  • Interleaving
    : When a loop nest with an inner loop II that is greater than 1, the
    Intel® oneAPI DPC++/C++ Compiler
    can attempt to interleave iterations of the outer loop into iterations of the inner loop to better utilize the hardware resources and achieve higher throughput.
    Interleaving
    Interleaving
  • Speculative Execution
    : In cases where the critical path affecting II is not a loop carried dependency but the computation of the exit condition of the loop, the
    Intel® oneAPI DPC++/C++ Compiler
    can attempt to relax this scheduling constraint by speculatively continuing to execute iterations of the loop while the exit condition is being computed. If it is determined that the exit condition is satisfied, the effects of these extra iterations are suppressed. This can achieve lower II and higher throughput, but it means there are some overhead between invocations of the loop equivalent to the number of speculated iterations. A larger loop trip count helps to minimize this overhead.
    Speculative Execution
    Speculative Execution
These optimizations are applied automatically by the
Intel® oneAPI DPC++/C++ Compiler
, and additionally can be controlled through pragma statements and loop attributes in the design. For additional information, refer to speculated_iterations Attribute

Pipelining Across Multiple Work Items

A range of work items represents a large set of independent data that can be processed in parallel. Since there are no implicit dependencies between work items, at every clock cycle, the next work item can always enter kernel’s datapath before previous work items have completed, unless there is a dynamic stall in the datapath. The following figure illustrates the pipeline in Figure 1 filled with work items:
Loops are not pipelined for kernels that use more than one work item in the current version of the compiler. This will be relaxed in a future release.
Pipelining a Datapath with DPC++ Work Items
Pipelining a Datapath with DPC++ Work Items

Product and Performance Information

1

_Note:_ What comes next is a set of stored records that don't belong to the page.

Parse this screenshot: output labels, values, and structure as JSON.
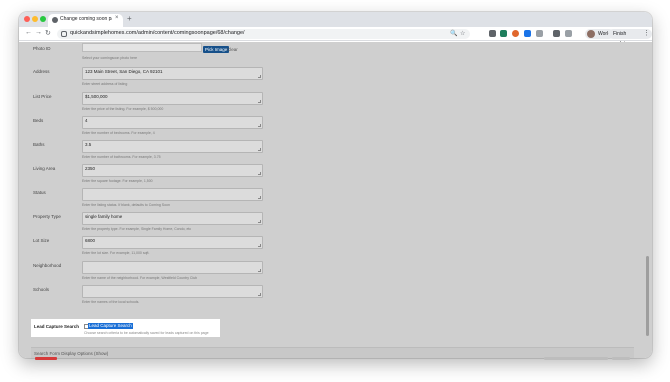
{
  "browser": {
    "tab_title": "Change coming soon page | ...",
    "tab_close": "×",
    "new_tab": "+",
    "nav_back": "←",
    "nav_forward": "→",
    "nav_reload": "↻",
    "url": "quickandsimplehomes.com/admin/content/comingsoonpage/68/change/",
    "profile_label": "Work",
    "finish_update_label": "Finish update",
    "menu_glyph": "⋮",
    "zoom_glyph": "🔍",
    "star_glyph": "☆"
  },
  "form": {
    "photo_id": {
      "label": "Photo ID",
      "help": "Select your comingsoon photo here",
      "pick_image": "Pick Image",
      "clear": "Clear"
    },
    "fields": [
      {
        "label": "Address",
        "value": "123 Main Street, San Diego, CA 92101",
        "help": "Enter street address of listing"
      },
      {
        "label": "List Price",
        "value": "$1,500,000",
        "help": "Enter the price of the listing. For example, $ 500,000"
      },
      {
        "label": "Beds",
        "value": "4",
        "help": "Enter the number of bedrooms. For example, 4"
      },
      {
        "label": "Baths",
        "value": "3.5",
        "help": "Enter the number of bathrooms. For example, 3.75"
      },
      {
        "label": "Living Area",
        "value": "2350",
        "help": "Enter the square footage. For example, 1,500"
      },
      {
        "label": "Status",
        "value": "",
        "help": "Enter the listing status. If blank, defaults to Coming Soon"
      },
      {
        "label": "Property Type",
        "value": "single family home",
        "help": "Enter the property type. For example, Single Family Home, Condo, etc"
      },
      {
        "label": "Lot Size",
        "value": "6800",
        "help": "Enter the lot size. For example, 11,000 sqft."
      },
      {
        "label": "Neighborhood",
        "value": "",
        "help": "Enter the name of the neighborhood. For example, Westfield Country Club"
      },
      {
        "label": "Schools",
        "value": "",
        "help": "Enter the names of the local schools."
      }
    ],
    "lead_capture": {
      "label": "Lead Capture Search",
      "checkbox_label": "Lead Capture Search",
      "checked": false,
      "help": "Choose search criteria to be automatically saved for leads captured on this page"
    },
    "search_form_display": {
      "label": "Search Form Display Options (Show)"
    }
  }
}
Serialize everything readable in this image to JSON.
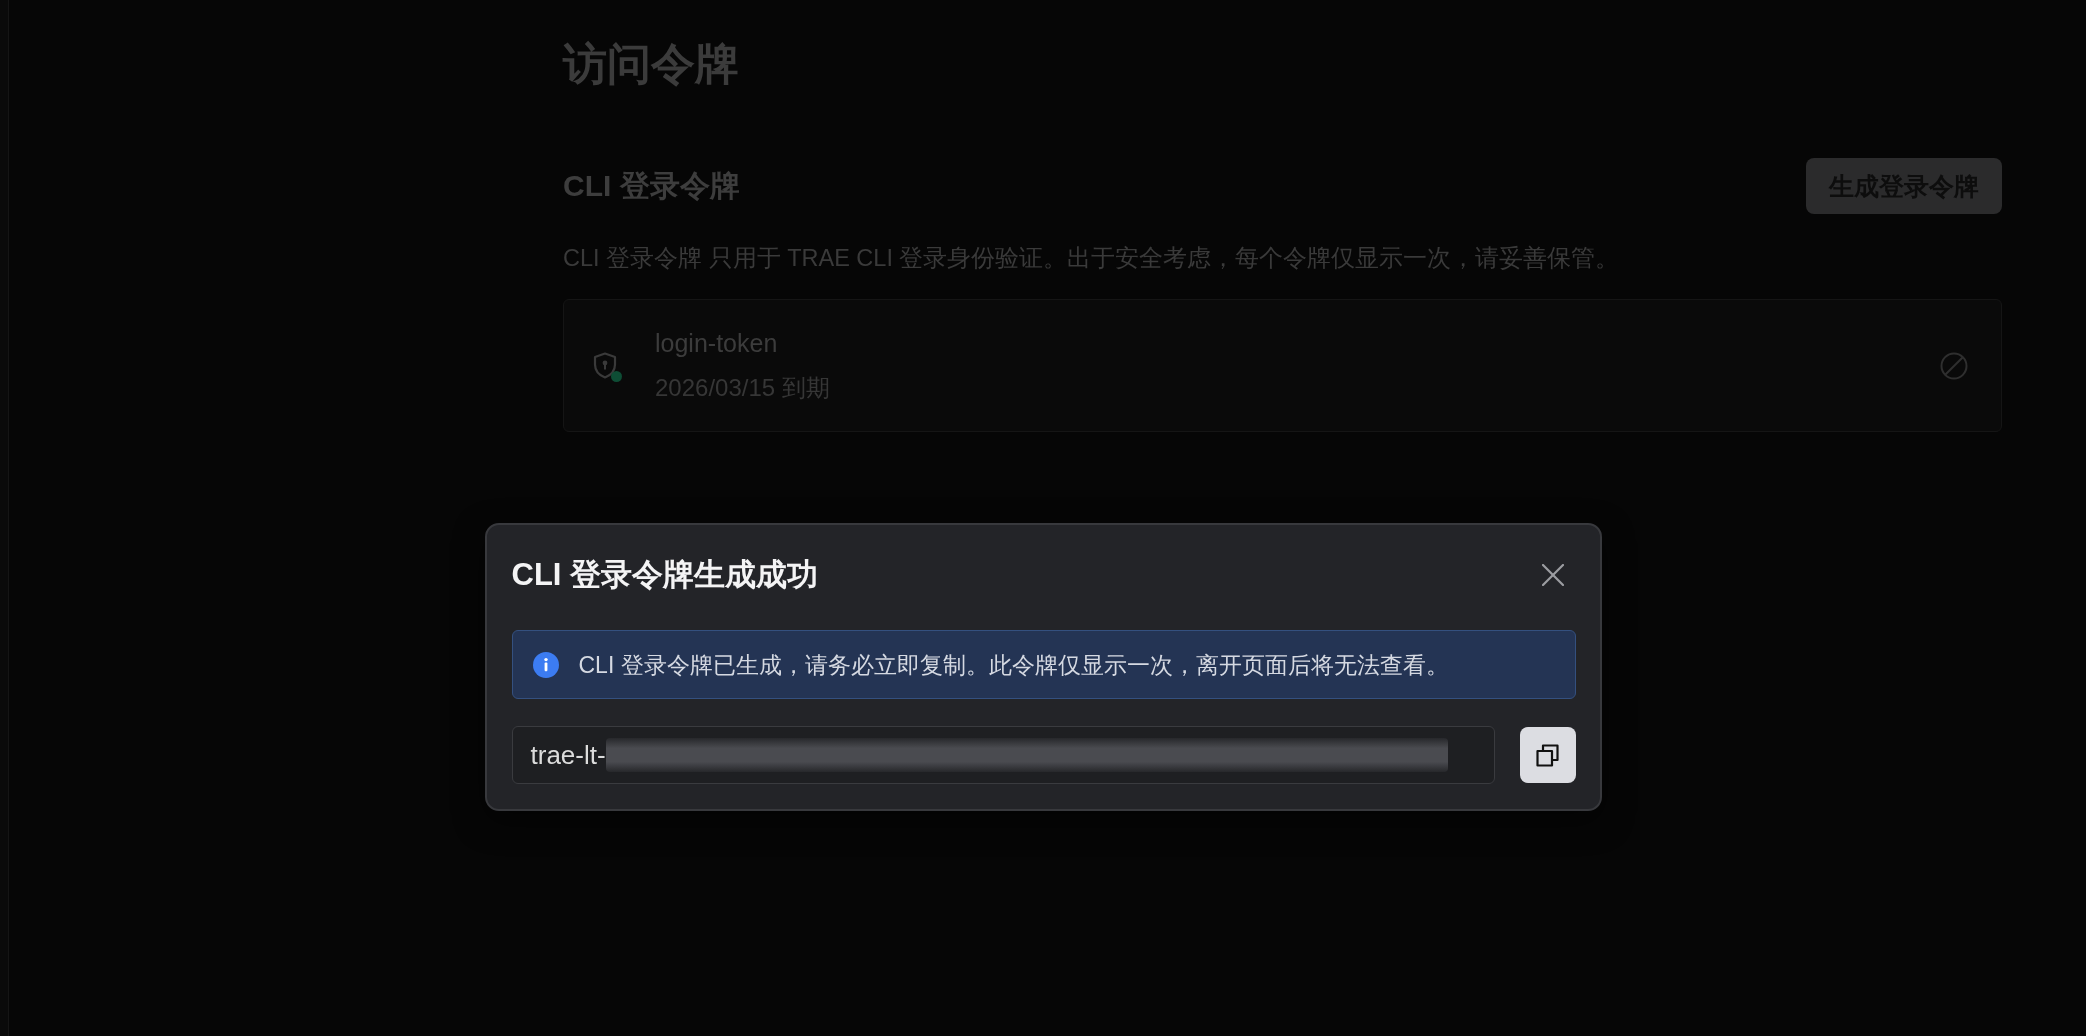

Intel's compilers may or may not optimize to the same degree for non-Intel microprocessors for optimizations that are not unique to Intel microprocessors. These optimizations include SSE2, SSE3, and SSSE3 instruction sets and other optimizations. Intel does not guarantee the availability, functionality, or effectiveness of any optimization on microprocessors not manufactured by Intel. Microprocessor-dependent optimizations in this product are intended for use with Intel microprocessors. Certain optimizations not specific to Intel microarchitecture are reserved for Intel microprocessors. Please refer to the applicable product User and Reference Guides for more information regarding the specific instruction sets covered by this notice.

Notice revision #20110804